> **Your objective**:
Each line of the data below that carries the word "values" needs to be copied.

> **Entries supplied**:
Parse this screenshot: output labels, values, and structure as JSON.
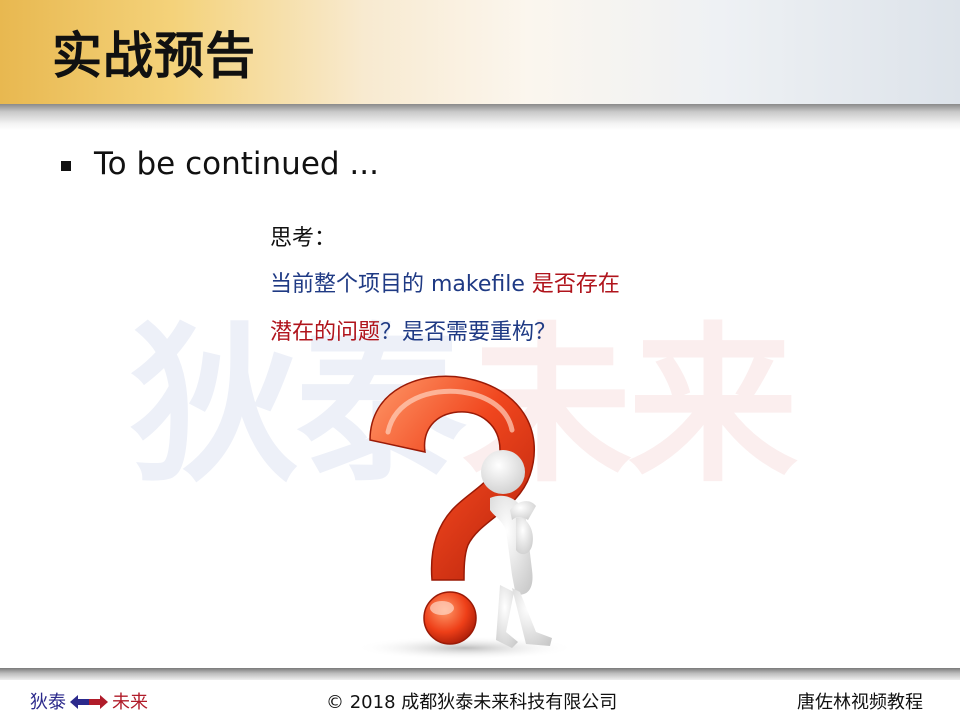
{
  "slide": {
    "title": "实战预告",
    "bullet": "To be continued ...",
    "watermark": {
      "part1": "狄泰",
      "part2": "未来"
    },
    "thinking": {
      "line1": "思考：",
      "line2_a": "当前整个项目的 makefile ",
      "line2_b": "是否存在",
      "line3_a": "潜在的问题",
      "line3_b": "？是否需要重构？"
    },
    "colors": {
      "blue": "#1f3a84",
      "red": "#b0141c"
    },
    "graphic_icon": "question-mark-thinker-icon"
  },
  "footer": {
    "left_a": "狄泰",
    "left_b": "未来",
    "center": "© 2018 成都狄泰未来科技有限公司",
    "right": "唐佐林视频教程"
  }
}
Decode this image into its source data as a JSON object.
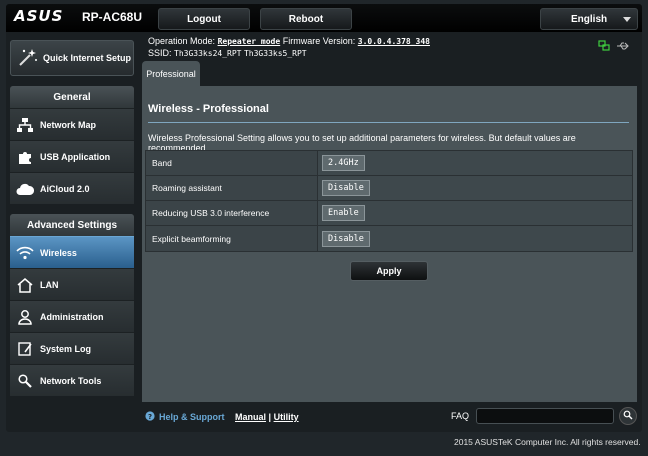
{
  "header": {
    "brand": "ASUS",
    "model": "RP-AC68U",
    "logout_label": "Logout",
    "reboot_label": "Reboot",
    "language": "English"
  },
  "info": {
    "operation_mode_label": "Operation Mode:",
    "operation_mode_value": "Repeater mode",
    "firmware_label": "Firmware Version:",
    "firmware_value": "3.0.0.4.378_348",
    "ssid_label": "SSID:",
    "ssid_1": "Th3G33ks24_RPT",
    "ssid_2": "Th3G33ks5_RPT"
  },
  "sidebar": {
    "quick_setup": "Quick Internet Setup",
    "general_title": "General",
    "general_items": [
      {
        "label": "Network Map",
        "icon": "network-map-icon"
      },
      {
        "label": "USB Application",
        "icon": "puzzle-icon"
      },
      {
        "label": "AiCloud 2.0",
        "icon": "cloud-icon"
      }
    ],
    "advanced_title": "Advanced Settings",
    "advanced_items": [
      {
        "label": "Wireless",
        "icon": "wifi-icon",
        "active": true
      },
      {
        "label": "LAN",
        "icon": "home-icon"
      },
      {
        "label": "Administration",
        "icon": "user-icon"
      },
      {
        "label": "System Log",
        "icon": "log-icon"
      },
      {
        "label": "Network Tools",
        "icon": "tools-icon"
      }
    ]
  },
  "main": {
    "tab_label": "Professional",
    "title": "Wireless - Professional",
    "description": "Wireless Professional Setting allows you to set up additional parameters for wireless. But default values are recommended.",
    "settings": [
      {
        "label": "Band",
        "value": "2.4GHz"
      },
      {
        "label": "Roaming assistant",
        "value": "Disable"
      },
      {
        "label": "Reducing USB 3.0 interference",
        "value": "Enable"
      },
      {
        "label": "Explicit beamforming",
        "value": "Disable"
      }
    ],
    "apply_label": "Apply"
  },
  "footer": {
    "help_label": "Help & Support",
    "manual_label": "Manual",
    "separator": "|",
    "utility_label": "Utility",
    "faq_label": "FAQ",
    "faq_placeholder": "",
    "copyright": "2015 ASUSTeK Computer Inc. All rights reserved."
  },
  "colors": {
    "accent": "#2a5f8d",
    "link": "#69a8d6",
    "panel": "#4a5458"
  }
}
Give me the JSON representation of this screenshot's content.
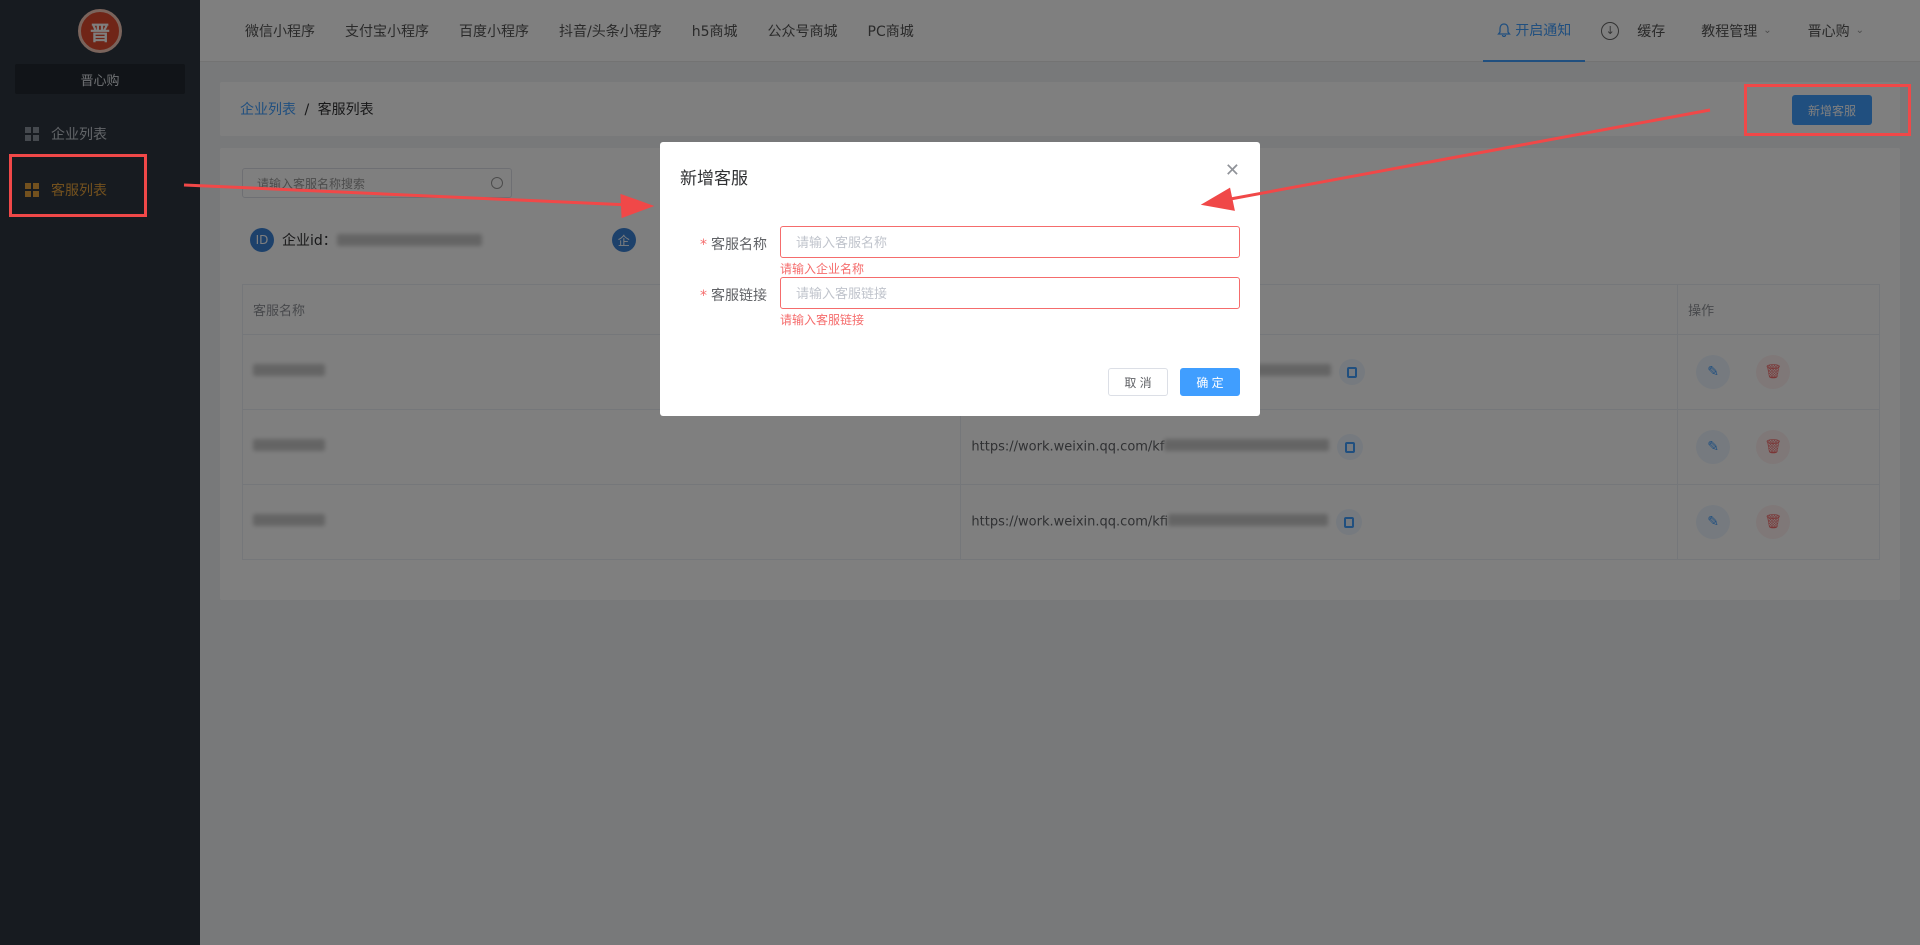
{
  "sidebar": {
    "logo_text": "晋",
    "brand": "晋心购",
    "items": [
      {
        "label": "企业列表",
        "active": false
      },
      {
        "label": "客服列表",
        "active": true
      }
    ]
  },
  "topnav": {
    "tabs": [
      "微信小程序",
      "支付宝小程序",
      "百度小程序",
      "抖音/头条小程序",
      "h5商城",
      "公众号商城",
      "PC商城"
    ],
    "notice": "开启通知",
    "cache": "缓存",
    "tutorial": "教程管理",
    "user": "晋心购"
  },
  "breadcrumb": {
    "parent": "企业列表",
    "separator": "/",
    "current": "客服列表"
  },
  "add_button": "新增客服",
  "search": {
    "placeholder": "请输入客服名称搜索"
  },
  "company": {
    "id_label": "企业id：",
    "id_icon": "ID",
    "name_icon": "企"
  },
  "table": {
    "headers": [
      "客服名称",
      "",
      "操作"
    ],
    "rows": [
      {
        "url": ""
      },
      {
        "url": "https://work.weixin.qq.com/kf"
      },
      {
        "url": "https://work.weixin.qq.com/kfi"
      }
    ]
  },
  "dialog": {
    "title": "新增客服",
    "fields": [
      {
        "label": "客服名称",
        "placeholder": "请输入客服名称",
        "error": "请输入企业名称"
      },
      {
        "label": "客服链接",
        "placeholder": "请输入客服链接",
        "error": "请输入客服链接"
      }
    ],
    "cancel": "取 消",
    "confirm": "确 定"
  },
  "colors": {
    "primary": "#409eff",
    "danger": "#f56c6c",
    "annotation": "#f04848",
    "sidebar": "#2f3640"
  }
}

> **Solution to this problem**:
Parse this screenshot: output labels, values, and structure as JSON.
    "description": "Wireless Professional Setting allows you to set up additional parameters for wireless. But default values are recommended.",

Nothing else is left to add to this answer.